* [About this task]
Note each line of the entries that includes "value". Then copy those lines.

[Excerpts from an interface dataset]
++++++++
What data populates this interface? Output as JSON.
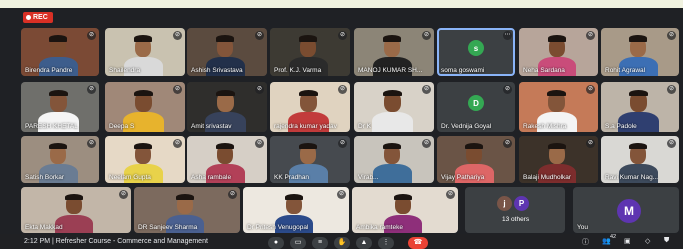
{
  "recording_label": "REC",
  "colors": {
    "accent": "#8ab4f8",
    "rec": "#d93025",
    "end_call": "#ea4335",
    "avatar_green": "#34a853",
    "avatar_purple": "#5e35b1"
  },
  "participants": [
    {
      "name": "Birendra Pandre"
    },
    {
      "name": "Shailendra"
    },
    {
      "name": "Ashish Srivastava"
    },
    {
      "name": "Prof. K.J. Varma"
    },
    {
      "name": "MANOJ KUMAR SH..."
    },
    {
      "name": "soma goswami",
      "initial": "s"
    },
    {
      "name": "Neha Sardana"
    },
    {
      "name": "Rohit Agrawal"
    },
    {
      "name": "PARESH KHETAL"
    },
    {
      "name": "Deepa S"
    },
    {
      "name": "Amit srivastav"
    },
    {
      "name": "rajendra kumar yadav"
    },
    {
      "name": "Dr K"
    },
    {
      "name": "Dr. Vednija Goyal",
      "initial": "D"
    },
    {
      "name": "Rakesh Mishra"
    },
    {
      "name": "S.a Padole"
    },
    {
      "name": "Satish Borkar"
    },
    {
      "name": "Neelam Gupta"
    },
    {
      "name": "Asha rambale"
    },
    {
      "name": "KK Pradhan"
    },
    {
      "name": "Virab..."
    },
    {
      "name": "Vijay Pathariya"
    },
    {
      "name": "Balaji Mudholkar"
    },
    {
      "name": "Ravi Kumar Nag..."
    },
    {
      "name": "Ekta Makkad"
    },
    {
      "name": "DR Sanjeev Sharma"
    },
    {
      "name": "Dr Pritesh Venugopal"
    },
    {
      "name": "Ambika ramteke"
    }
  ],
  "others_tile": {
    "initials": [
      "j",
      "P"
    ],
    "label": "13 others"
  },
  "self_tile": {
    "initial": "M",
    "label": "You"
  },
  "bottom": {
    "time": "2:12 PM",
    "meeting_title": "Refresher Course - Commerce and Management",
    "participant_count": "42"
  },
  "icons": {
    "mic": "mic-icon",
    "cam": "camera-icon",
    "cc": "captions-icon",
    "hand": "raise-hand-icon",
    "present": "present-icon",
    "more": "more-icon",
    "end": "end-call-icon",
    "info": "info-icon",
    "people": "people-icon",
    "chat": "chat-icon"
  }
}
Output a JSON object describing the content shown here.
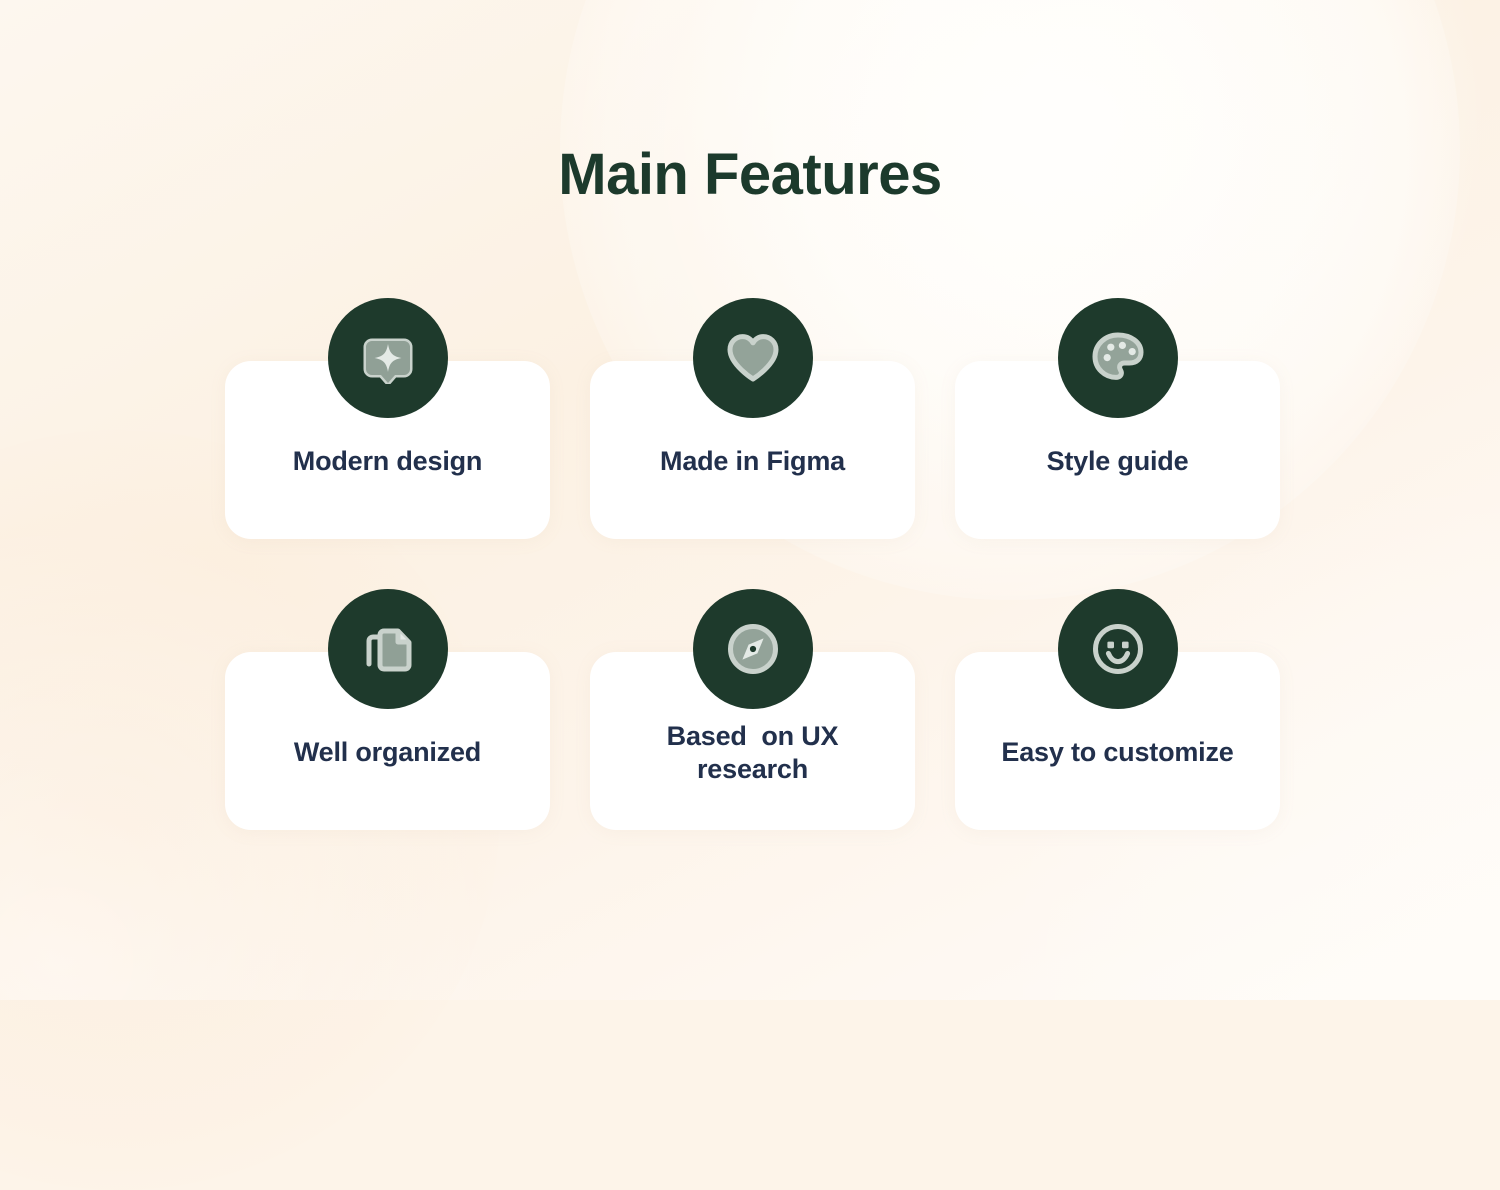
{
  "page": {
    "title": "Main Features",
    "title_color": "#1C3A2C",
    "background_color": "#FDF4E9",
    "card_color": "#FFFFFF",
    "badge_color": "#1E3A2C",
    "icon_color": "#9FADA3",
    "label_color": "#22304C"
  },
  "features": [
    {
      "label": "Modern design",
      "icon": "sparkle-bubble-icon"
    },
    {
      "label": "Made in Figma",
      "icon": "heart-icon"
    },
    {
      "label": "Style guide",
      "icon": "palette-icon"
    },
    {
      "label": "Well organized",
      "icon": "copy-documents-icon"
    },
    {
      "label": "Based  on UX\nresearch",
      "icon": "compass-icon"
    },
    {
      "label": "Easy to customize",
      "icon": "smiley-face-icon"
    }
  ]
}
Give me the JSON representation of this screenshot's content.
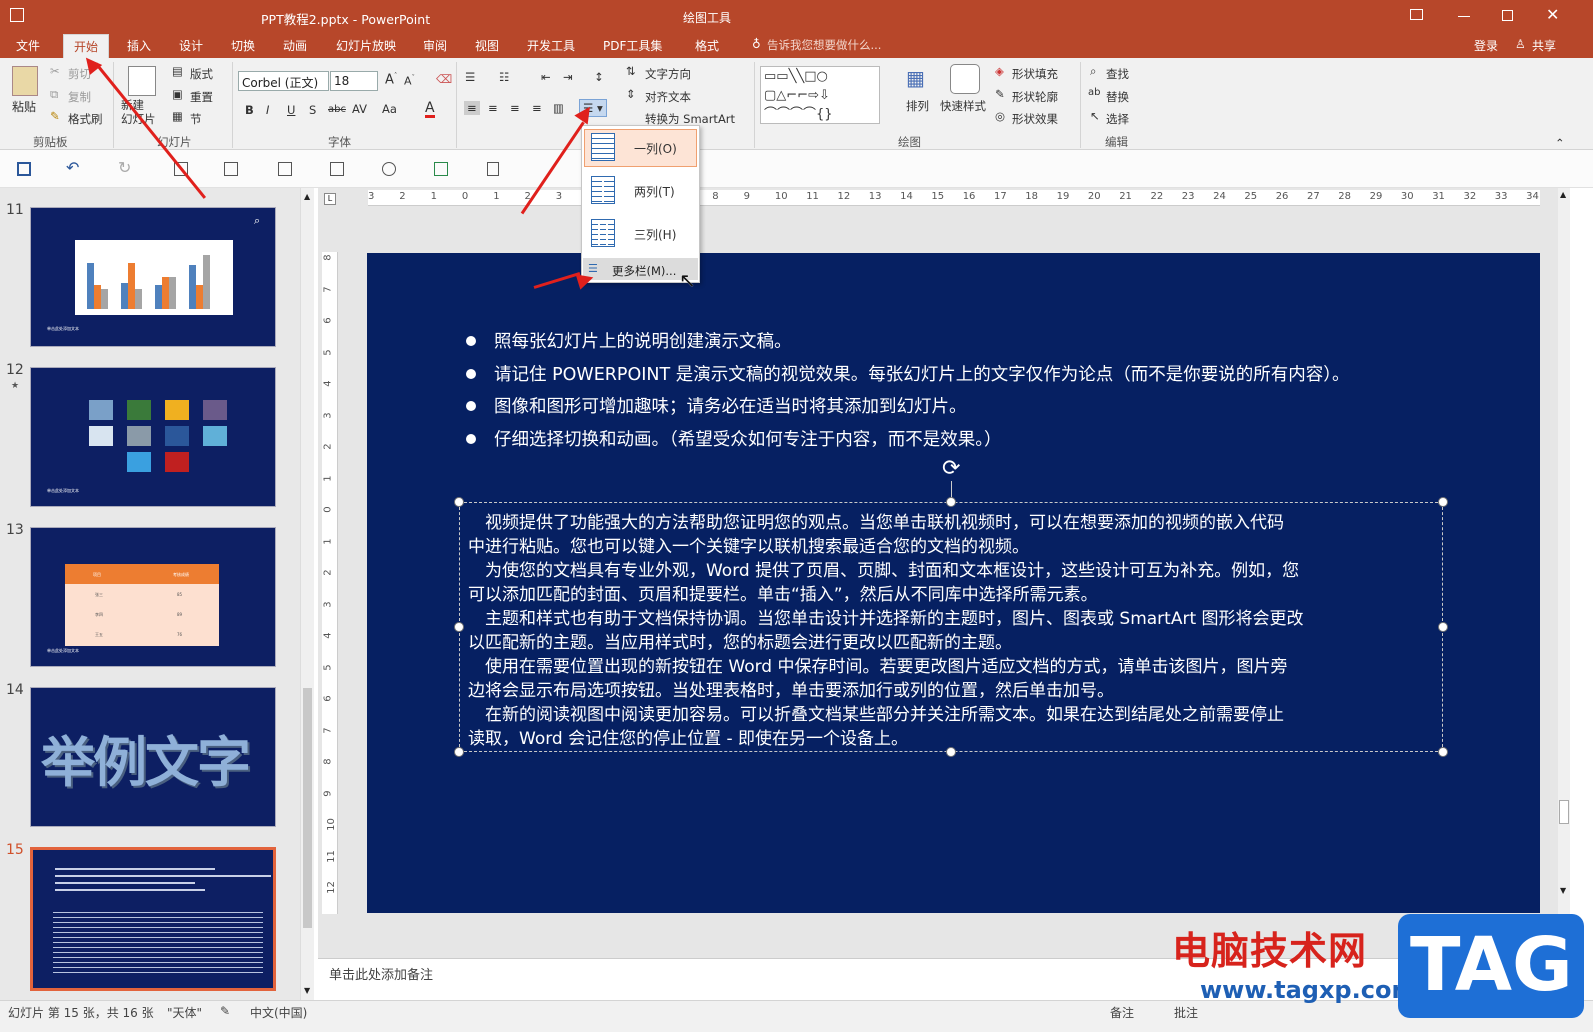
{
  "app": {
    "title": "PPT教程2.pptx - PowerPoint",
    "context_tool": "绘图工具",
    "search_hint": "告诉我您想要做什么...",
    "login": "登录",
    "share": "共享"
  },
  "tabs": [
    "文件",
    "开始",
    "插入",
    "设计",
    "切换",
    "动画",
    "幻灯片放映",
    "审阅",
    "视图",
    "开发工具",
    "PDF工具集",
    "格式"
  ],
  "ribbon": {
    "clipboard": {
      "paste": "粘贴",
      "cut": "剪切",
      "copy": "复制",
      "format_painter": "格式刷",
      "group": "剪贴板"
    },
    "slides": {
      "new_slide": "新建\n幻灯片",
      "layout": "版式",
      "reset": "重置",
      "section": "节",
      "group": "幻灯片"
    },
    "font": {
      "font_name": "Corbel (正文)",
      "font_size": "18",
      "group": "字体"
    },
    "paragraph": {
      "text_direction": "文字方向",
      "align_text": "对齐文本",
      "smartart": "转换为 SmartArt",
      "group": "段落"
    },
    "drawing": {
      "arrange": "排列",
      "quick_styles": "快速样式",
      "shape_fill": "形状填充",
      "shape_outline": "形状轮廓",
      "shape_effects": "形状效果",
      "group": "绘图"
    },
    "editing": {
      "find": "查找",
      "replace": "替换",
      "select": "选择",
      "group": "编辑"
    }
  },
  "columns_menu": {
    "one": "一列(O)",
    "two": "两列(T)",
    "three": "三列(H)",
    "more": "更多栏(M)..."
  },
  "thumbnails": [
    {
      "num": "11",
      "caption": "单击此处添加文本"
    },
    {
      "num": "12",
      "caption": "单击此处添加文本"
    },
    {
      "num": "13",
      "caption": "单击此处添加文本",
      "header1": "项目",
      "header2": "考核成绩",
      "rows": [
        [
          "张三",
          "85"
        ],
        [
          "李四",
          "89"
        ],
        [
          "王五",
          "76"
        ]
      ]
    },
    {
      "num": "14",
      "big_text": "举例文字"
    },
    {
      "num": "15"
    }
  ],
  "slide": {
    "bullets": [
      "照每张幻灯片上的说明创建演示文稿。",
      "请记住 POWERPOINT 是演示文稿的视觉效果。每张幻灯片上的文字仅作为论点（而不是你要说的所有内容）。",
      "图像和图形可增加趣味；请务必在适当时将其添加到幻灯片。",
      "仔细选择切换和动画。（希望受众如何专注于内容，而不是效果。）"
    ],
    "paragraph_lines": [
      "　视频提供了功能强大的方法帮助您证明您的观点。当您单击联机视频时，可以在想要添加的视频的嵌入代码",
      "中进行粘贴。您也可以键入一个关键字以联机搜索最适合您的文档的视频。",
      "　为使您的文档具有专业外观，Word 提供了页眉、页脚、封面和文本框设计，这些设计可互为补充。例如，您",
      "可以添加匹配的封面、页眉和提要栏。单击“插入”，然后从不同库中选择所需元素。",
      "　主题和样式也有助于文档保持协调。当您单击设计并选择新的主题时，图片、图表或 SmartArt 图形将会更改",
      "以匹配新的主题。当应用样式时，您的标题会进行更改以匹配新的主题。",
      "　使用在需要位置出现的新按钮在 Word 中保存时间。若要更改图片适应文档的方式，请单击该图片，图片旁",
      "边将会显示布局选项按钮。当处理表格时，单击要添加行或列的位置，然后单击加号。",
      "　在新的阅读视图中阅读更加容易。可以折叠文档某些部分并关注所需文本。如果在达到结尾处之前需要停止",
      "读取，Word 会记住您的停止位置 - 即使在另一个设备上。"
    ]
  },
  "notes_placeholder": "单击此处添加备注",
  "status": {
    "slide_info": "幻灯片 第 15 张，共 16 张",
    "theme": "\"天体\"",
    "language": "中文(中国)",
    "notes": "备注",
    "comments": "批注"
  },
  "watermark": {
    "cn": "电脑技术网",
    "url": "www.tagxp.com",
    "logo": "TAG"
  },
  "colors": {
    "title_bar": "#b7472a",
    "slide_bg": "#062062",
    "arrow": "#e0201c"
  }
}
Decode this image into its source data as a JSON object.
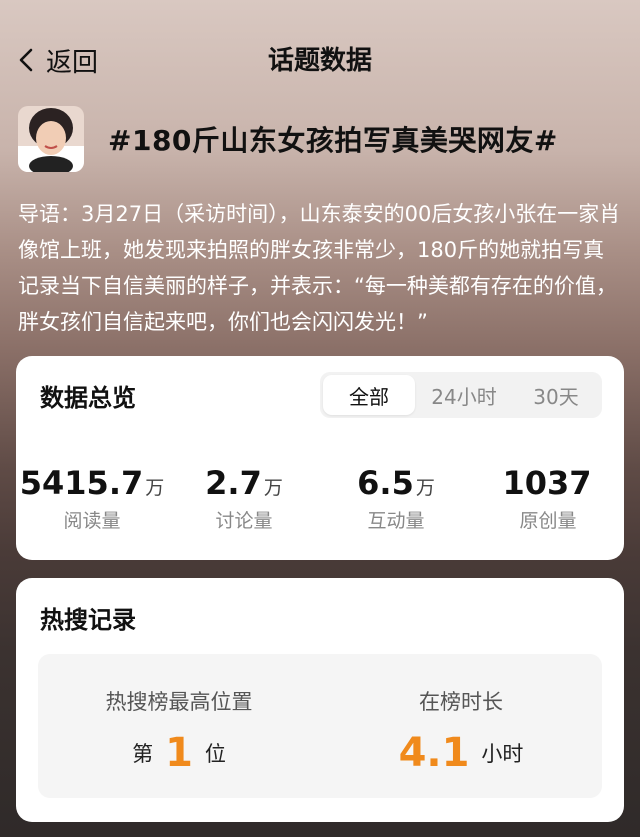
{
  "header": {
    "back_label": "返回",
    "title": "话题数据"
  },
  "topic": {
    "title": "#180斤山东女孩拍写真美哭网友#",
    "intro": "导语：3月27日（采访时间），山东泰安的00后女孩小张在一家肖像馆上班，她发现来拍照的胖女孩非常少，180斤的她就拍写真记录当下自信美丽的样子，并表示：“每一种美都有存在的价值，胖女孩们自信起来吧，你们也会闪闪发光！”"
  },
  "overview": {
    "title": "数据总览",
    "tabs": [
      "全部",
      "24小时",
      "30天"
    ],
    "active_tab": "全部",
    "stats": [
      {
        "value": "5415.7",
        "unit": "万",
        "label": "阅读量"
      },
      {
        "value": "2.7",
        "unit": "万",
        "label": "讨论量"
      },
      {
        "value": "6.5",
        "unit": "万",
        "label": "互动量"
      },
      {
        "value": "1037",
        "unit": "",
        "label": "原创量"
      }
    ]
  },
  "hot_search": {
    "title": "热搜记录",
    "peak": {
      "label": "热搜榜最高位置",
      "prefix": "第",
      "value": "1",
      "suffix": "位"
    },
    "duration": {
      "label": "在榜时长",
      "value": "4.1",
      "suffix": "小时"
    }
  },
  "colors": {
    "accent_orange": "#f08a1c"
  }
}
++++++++
* [Written answer]
        "value": "5415.7",
        "value": "2.7",
        "value": "6.5",
        "value": "1037",
      "value": "1",
      "value": "4.1",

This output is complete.